|ENTERPRISE PRODUCTS PARTNERS L P filed this Form 10-K on 02/28/2018|
While this period of very low prices has been very difficult for producers, the lower energy prices have led to an increase in energy consumption by consumers, particularly for motor fuels, and by energy intensive industries (e.g., steel manufacturing and petrochemicals) as lower energy and feedstock costs reduce operating costs for their businesses making them more globally competitive. We believe that the ongoing production freeze by OPEC and Russia coupled with an increase in demand for crude oil, natural gas and NGLs from these types of industries, will continue to balance crude oil supply and demand fundamentals and further reduce the overhang of global inventories in 2018. Regardless of such market dynamics, almost all of the major assets we have under construction or have recently completed, whether supply or demand oriented, are supported by long-term fee-based commitments from producers, shippers and/or end-use customers. We also believe that as a result of the price downturn which has slowed and/or caused many higher-risk, long-lead time upstream projects to be cancelled, U.S. unconventional resources have gained substantial long-term significance worldwide and that the U.S. is going to continue to grow in significance as a supplier of hydrocarbons to other nations, particularly in Latin America, Europe and Asia.
Debt and equity capital markets for the energy sector remained turbulent throughout 2017 as continued volatility and weakness in commodity prices created market uncertainty. This has generally impacted both our cost of capital and access to debt and equity capital markets.
While there were challenges in the capital markets during 2017, we were able to access both the debt and equity capital markets to support our growth and balance sheet objectives at acceptable costs. At December 31, 2017, we had $3.75 billion of consolidated liquidity, which was comprised of $3.74 billion of available borrowing capacity under EPO’s revolving credit facilities and $5.1 million of unrestricted cash on hand. Based on current market conditions (as of the filing date of this annual report), we believe we will have sufficient liquidity, cash flow from operations, and access to capital markets and bank capital to fund our capital expenditures and working capital needs for the reasonably foreseeable future.

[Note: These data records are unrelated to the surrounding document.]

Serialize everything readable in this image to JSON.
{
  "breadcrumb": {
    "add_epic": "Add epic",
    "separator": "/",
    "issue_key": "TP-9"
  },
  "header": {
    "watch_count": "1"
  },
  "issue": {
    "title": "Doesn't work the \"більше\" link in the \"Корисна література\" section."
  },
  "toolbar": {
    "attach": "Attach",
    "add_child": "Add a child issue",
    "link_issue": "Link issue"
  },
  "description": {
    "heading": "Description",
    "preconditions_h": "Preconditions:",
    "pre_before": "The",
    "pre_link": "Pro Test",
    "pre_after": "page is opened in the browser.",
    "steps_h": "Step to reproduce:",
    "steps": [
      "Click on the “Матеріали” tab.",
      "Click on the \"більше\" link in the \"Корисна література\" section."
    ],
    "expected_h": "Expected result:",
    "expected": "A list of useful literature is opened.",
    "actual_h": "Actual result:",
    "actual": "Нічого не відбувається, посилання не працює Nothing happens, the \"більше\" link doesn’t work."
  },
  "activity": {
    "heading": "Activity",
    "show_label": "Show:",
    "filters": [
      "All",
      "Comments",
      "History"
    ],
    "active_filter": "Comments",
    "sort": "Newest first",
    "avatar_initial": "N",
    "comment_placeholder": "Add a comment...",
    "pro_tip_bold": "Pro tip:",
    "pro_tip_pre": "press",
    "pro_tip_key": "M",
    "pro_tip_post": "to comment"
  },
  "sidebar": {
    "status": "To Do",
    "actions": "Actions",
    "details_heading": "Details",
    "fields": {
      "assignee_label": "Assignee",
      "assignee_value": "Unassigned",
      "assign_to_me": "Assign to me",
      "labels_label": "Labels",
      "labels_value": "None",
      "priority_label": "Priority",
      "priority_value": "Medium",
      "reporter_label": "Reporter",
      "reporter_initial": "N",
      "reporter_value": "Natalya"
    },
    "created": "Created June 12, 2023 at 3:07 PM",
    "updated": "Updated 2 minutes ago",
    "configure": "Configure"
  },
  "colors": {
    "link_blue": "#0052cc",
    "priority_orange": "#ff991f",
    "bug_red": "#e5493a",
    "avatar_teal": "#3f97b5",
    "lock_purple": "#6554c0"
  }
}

In February 2018, we issued $2.7 billion aggregate principal amount of senior notes and junior subordinated notes and used the net proceeds therefrom for the temporary repayment of amounts outstanding under our commercial paper program and for the expected redemption of our Junior Subordinated Notes B. For information regarding these debt offerings, see “Significant Recent Developments” within this Item 7.
We have two series of senior notes maturing in April and May of 2018 that have a combined principal amount of $1.1 billion. We expect to refinance these senior notes at or near their maturity. After that, our next maturing series of senior notes are due in January and October of 2019 in the aggregate principal amount of $1.5 billion.
The U.S. government is expected to continue to run substantial annual budget deficits in the coming years that will require a corresponding issuance of debt by the U.S. Treasury. The interest rate on U.S. Treasury debt has a direct impact on the cost of our debt. At this time, we are uncertain what impact the expected large issuances of U.S. Treasury debt and the prevailing economic and capital market conditions during these future periods will have on the cost and availability of capital. We continue to monitor and evaluate the condition of the capital markets and our interest rate risk with respect to funding our capital spending program and refinancing upcoming maturities. For information regarding our interest rate hedging activities, see Note 14 of the Notes to Consolidated Financial Statements included under Part II, Item 8 of this annual report.